Elegy XI. The Departed Friend.

Poems on Various Subjects. By John Thelwall. In Two Volumes.

John Thelwall

Edmund Spenser is twice mentioned by the famous radical orator. Not seen.

Critical Review: "Who or what Mr. Thelwall is, we know not; and are almost equally at a loss what to say about his productions. He has too much merit, to deserve any severe censure; too many defects, to vindicate us in giving an high degree of approbation. He professes to be unacquainted with classic literature, and his grammatical errors sufficiently shew it; yet, in some places, his genius has supplied the defects of education" 64 (October 1787) 290.
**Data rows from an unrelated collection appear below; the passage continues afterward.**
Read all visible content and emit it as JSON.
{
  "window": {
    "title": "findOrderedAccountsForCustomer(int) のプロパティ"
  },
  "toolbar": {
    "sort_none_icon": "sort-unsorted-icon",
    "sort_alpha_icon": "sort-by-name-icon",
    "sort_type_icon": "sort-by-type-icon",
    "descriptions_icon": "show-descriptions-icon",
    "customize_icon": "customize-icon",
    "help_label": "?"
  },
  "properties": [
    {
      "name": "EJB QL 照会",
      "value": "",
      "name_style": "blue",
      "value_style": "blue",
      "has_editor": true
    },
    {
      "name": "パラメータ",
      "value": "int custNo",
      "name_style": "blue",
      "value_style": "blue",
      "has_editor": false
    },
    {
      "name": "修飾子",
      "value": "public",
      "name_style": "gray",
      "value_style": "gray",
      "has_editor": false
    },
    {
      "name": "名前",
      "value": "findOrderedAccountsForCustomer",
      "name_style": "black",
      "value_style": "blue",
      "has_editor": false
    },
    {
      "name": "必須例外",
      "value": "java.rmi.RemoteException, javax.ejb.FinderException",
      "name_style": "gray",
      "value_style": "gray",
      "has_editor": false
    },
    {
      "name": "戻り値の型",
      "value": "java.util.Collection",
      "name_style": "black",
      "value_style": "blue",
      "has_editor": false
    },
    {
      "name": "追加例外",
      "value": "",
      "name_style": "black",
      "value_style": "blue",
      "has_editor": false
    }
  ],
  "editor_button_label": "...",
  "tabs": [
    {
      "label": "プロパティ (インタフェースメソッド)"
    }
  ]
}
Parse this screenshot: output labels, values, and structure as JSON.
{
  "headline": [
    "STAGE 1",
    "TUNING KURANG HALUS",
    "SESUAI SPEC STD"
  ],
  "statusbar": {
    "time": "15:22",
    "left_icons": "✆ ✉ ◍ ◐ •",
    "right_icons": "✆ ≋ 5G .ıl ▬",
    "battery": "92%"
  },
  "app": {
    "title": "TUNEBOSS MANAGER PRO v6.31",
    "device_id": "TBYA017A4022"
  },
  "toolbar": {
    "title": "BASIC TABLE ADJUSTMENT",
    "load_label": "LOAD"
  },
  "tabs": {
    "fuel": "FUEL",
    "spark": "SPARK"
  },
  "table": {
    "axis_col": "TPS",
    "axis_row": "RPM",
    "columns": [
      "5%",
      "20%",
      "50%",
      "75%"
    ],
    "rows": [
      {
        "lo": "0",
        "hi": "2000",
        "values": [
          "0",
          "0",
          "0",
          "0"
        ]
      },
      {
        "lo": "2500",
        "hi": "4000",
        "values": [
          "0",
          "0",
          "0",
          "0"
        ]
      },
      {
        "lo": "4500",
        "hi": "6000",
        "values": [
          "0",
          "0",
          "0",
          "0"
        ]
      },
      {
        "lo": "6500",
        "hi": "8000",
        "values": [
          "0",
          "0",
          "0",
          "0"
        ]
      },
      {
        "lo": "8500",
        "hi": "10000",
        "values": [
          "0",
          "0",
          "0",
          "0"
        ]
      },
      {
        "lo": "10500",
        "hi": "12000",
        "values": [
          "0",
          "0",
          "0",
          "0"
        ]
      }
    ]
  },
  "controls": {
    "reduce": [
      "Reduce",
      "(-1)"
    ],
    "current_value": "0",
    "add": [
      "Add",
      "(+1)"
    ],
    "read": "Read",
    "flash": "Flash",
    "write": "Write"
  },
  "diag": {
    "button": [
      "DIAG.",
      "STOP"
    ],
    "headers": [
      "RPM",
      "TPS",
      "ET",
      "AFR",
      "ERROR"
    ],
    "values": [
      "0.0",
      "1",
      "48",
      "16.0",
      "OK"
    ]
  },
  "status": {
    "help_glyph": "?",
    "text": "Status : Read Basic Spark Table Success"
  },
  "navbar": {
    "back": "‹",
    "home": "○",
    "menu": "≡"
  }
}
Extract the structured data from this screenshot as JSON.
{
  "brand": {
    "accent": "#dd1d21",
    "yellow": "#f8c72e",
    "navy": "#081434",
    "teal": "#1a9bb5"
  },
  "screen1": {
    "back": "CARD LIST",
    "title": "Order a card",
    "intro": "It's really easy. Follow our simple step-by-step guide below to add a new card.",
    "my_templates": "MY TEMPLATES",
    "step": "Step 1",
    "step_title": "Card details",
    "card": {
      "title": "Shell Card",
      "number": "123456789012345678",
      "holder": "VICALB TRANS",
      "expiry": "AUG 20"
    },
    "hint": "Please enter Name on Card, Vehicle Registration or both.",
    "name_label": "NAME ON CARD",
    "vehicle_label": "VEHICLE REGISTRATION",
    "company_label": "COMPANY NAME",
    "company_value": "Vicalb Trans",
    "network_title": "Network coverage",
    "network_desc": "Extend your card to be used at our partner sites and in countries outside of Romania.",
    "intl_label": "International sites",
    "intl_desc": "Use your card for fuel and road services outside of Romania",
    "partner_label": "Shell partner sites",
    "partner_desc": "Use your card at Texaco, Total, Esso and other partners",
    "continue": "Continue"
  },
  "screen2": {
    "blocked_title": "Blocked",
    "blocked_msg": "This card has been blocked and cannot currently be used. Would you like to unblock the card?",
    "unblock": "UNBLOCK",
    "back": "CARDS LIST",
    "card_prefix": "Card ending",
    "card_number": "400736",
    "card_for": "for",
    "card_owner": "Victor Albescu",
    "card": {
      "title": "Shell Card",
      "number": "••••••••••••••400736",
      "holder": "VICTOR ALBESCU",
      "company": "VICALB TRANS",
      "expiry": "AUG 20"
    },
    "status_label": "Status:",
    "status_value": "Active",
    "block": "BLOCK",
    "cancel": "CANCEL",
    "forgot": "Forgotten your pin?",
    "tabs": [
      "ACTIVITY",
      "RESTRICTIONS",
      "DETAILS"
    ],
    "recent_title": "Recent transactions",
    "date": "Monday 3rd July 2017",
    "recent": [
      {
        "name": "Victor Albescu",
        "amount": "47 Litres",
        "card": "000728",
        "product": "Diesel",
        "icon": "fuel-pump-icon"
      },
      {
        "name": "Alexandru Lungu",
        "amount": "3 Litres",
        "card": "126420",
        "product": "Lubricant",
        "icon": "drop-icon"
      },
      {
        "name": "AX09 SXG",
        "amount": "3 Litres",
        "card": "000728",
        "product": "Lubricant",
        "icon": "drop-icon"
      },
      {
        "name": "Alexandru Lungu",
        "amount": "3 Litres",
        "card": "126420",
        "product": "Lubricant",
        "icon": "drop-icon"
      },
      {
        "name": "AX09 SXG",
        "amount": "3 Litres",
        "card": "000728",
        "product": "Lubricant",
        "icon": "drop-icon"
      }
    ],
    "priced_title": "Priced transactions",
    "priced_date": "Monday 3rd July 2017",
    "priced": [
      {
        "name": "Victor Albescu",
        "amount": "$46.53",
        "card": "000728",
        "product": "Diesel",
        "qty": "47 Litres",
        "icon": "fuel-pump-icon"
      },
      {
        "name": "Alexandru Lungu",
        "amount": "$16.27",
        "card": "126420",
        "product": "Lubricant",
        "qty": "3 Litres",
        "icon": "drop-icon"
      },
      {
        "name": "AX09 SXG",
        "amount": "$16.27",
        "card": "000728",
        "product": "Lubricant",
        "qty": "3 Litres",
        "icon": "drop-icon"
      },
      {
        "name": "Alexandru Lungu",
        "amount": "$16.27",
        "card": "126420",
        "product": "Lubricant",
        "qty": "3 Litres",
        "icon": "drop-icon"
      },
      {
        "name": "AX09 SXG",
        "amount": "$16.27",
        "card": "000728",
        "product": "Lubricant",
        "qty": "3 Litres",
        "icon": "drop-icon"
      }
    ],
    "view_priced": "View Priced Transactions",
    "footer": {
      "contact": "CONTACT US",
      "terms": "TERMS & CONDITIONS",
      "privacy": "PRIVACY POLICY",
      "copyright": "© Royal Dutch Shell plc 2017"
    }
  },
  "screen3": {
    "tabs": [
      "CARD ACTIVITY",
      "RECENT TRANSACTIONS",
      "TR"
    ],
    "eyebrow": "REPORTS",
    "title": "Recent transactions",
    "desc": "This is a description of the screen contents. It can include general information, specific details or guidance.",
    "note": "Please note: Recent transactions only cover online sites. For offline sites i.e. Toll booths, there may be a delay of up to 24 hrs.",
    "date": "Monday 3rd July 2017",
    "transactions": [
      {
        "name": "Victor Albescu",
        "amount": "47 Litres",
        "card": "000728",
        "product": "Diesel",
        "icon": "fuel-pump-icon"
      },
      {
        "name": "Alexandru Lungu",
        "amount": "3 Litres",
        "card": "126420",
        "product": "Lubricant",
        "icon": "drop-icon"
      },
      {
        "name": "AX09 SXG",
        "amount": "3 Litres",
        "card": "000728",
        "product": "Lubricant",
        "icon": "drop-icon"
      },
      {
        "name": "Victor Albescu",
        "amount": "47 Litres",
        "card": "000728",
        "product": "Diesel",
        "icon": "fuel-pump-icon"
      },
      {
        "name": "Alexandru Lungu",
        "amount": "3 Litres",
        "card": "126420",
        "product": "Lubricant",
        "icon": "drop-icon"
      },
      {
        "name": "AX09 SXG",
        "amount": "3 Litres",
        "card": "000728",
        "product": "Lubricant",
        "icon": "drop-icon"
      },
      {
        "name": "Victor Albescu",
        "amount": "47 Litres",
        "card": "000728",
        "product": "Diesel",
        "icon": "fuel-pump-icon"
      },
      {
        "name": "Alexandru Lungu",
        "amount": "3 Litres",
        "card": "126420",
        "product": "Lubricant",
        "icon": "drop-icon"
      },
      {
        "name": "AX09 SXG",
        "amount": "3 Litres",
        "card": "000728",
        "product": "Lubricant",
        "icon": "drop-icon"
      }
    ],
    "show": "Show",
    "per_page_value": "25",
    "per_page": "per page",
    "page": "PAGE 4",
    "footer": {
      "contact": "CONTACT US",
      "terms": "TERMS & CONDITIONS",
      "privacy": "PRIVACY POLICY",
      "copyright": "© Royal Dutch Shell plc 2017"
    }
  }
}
Samuel Austin Allibone: "John Thelwall, the political agitator, anatomist, lecturer on elocution, and curer of stammering, was born in London, 1764; tried, with John Horne Tooke and Thomas Hardy, for treason, and acquitted, 1794; died in Bath, 1834" Critical Dictionary of English Literature (1858-71; 1882) 3:2382.

"Accept, dear Phil, this rude, unskilful verse,
Tho' nor by Muse inspir'd, nor Grace refin'd,
Which I, in loose alternate rhime rehearse,
To soothe the sorrows of thy gentle mind.

"What, tho' no polish'd lines, like Pope's, appear,
No boldly-splendid thoughts my theme refine,
—Such as in Spenser's nobler page appear,
Or Collins, in thy strains majestic shine?

"I court not now the laurel'd wreath of Fame,
Or various praise of nervous, smooth, and clear.
Enough my honour, all I wish and claim,
If with my verse thy bosom I may cheer.

"Fair Friendship's voice shall breathe in ev'ry line
The faithful dictates of an honest heart:
Friendship alone inspir'd the fair design
To thee, these soothing verses to impart.

"No need is there of lofty Spenser's fire;
No need of tuneful Pope's energic art,
To strike, with trembling hand, a humble lyre,
And sing the genuine feelings of the heart.

"But if my numbers should offend thy ear,
Oh think they flow from an uneasy heart:
The voice of Anguish never can be clear,
And Melancholy mars the tuneful art.

[ll. 33-56; 2:120-21]